October 31, 2011
Euro referendum debate in Czech Republic gains ground
The ruling euro-sceptic ODS party in the Czech Republic wants to push for a referendum on the country's future eurozone accession, claiming that the rules have changed since 2003 when Czechs said yes to the EU and the euro.
The recent agreement on another bail-out for Greece and on boosting the eurozone's bailout fund is fuelling Czech calls for a referendum, said Czech MEP Jan Zahradil, leader of the European Conservatives and Reformists.
"We should allow non-eurozone members – such as my country the Czech Republic – to decide again whether they wish to enter. We signed up to a monetary union, not a transfer union or a bond union in our accession treaty. This is the major reason why the Czech Prime minister wishes to call the referendum on this matter," Zahradil said in a statement.
The Czech Republic, along with all other eastern European countries that joined the EU in 2004 and 2007, is obliged to adopt the euro once budget deficit and other economic conditions are met.
Slovenia, Estonia and neighbouring Slovakia are already members of the 17-strong club. Latvia is also striving to join, while Poland, though still seeing it as goal, says eurozone accession is no longer a priority.
But none has so far demanded a referendum, since nine of newest member states, including the Czech Republic, already had a plebiscite on joining the EU.
Last weekend, at an ODS party congress, Prime Minister Petr Necas demanded a referendum on whether the country should join the eurozone.

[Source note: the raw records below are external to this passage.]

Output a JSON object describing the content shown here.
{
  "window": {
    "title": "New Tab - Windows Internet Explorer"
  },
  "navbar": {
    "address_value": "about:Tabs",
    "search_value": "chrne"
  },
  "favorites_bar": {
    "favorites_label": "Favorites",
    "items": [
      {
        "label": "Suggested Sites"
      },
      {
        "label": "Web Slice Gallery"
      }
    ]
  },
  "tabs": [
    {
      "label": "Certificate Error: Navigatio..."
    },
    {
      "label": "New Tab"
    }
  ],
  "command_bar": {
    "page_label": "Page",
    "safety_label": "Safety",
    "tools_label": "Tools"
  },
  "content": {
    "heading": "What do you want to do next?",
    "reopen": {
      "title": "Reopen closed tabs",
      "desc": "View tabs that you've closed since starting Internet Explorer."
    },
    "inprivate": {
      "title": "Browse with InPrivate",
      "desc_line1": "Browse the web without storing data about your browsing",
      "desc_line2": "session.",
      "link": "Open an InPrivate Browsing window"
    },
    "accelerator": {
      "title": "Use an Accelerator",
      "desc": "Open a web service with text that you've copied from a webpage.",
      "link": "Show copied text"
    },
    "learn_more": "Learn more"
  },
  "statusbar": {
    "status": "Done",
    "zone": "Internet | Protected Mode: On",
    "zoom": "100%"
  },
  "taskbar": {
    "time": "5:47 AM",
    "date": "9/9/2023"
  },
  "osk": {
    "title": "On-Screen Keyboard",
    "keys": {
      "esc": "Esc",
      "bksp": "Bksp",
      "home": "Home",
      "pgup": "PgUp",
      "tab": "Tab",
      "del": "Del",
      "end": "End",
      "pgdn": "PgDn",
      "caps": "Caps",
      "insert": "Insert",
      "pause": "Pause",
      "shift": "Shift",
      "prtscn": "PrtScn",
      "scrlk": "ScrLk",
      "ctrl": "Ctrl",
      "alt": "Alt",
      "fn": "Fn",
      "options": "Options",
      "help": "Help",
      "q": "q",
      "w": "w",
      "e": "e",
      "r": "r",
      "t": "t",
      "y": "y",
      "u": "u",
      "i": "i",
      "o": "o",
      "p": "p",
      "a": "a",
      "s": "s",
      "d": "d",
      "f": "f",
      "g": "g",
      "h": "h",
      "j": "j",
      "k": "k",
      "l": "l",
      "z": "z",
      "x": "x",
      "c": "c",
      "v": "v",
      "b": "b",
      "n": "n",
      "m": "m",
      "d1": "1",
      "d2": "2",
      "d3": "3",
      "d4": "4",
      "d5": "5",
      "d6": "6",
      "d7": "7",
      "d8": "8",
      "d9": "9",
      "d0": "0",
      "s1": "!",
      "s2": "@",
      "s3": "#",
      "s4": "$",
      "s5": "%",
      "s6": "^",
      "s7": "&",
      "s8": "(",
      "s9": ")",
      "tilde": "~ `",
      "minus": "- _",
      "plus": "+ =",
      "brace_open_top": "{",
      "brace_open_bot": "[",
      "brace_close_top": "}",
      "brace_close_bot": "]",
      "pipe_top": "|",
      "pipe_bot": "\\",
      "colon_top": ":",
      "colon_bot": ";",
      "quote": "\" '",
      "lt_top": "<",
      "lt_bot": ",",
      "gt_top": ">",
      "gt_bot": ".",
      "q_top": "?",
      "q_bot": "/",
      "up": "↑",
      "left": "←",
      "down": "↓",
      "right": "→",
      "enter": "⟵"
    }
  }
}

"The conditions under which the Czech citizens decided in a referendum in 2003 on the country's accession to the EU and on its commitment to adopt the single currency, euro, have changed. That is why the ODS will demand that a possible accession to the single currency and the entry into the European stabilisation mechanism be decided on by Czech citizens," the ODS resolution says.
Prime Minister Necas also floated the idea in case Germany gets it way on another treaty change bringing about more economic integration and tougher sanctions for deficit sinners.
"In the event that there is a change to fundamental rights that would result in powers being transferred from national organs to European organs, this government is bound to ratify this step with a referendum,” Necas told reporters in Brussels on Sunday evening.
Bohuslav Sobotka, leader of the Social-Democratic opposition, accused the ODS of diverting attention from domestic issues "with attacks on the eurozone." More than 3,000 had taken to the streets of Prague on Saturday to protest against "anti-social" austerity measures.
"There’s a danger that, thanks to Necas, we will end up on the edge of integration and we will lose all influence in Europe,” Sobotka said.
The referendum call is also criticised by Brussels experts. "It's completely wrong, it's purely populist to call for a referendum when losing popularity," Piotr Kaczynski from the Centre for European Policy Studies said.
With the mood against the EU and the euro on the rise among Czechs, Kaczynski says that such a referendum would certainly result in a No. "Czechs observe Slovakia closely, where they may see the benefits of euro membership, but the costs are much bigger," he said, in reference to the government collapse earlier this month over the eurozone's bail-out fund.
"It's a clear illustration of a new disease manifested in the UK and the Czech Republic: that of introvertism and isolationism. If these countries believe they can do on their own, I wish them good luck," Kaczynski said.
Source: EUobserver, EUD staff